Ice is nice. But not on your windshield.
As I type this, the first storm of the season is barreling up the East Coast. It’s November and no, I don’t feel prepared for winter. Not mentally prepared and not physically prepared. Still, when I head out tomorrow to run my errands, I’ll need to scrap the snow and ice from the vehicles before I go anywhere. Luckily, living my entire life with cold and snowy winters means I know a thing or two about that.
Here are my best tried and true hacks for making short work of windshield ice this winter. After all, you won’t want to be outside any longer than necessary when the wind chill is in the teens. Or worse.
1. Park Facing East
The morning sun (if you are lucky enough to get morning sun) will get the job started for you. If it’s a lovely sunny morning, Mother Nature will start to melt the snow and ice even before you have to head out.
2. Have the Proper Tools Available
Those of us who live in snowy climates pretty much always carry a snow scraper in the car. But two years ago, I got caught short. We had bought a new-to-us truck that summer. It didn’t occur to me to stow the scraper in the truck when we brought it home that sultry July day. So I was woefully unprepared when that first snow hit. I was forced to improvise. I used the best tool at hand: a credit card. Yes, my hand was a little cramped by the time I had the windshield clear, but it worked. I might one day again find myself without a snow scraper, but I can’t imagine ever finding myself without a credit card!
3. Make a DIY De-Icer
There are two well-known DIY ice fighters.
The first is a solution of one part water and two parts rubbing alcohol. Pour it into a spray bottle and spray the solution onto to an iced-over or fogged up windshield. Voila! Fog and ice disappear. Really.

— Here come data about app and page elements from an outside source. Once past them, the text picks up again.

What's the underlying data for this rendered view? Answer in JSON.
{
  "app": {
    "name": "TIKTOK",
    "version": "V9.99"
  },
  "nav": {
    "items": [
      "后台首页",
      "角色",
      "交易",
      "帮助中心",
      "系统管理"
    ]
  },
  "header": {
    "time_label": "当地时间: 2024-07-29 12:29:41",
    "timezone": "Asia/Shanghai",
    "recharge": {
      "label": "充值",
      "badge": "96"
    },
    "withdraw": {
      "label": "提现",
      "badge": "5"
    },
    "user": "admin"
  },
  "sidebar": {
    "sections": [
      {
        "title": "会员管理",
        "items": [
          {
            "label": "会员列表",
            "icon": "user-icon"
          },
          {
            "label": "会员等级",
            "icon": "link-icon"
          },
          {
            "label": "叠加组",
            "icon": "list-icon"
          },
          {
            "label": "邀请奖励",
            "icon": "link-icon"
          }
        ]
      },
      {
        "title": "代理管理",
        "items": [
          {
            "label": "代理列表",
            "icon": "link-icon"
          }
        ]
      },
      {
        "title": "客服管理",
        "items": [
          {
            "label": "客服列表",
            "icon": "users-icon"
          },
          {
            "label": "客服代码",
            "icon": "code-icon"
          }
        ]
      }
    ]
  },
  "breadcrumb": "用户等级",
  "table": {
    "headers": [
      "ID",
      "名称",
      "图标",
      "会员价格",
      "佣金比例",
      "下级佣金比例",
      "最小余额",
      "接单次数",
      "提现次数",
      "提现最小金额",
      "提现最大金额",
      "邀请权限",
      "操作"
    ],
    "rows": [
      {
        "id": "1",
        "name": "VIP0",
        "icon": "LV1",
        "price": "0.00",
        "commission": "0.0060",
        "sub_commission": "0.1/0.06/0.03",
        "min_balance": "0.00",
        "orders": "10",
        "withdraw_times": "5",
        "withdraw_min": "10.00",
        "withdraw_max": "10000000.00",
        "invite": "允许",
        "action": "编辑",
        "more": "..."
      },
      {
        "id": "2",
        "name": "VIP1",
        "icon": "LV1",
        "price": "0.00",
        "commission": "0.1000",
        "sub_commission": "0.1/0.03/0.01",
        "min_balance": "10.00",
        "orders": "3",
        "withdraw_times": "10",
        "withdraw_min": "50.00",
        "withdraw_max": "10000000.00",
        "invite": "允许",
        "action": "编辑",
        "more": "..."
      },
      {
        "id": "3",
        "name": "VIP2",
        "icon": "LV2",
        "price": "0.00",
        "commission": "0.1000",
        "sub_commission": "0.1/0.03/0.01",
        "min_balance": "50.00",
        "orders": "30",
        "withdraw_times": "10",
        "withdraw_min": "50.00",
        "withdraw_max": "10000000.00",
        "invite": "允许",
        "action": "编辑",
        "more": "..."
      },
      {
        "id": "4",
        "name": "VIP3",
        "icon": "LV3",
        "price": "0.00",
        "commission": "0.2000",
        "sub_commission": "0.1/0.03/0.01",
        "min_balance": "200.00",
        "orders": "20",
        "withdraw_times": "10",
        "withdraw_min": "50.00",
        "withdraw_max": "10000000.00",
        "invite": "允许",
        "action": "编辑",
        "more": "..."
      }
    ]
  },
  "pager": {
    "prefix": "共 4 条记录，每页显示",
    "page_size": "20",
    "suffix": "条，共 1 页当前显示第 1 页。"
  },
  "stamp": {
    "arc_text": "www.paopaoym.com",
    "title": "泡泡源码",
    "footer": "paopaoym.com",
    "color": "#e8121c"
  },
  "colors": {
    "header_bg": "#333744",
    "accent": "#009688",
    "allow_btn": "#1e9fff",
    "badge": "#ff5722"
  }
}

The other DIY windshield ice hack uses white vinegar–one part water and three parts vinegar. Spray it on to get rid of the ice and fog. Even better, spray it on the night before and the vinegar solution will help prevent the ice and fog from forming in the first place. Spray the windshield wipers with the solution as well to prevent icy build up on them.
4. Bring an Extra Pair of Socks
No, these aren’t for you in the event the car dies and you have to walk miles in the cold to get help. Although they can be used for that too! These socks are for the wiper blades.
My wiper blades take a beating every winter. It’s my fault. I tend to start the car and immediately turn on the wipers, in the vain hope they will clear the windshield so I won’t have to. It rarely works. This sock/windshield trick will protect the blades. It works like this:
Pull the blades up from the windshield, just like you do when you wash the windshield. Slip a pair of old socks over the blades and leave them standing up for the night. It will make it easier to clean the ice and fog in the morning and it will prolong the life of your wiper blades. You can even spray the socks with the vinegar solution to keep the snow and ice from forming on them.
Now, you’re ready to deal with your car in the morning. Until then, settle in with a hot cocoa and enjoy the falling snow – while it’s still pristine and peaceful!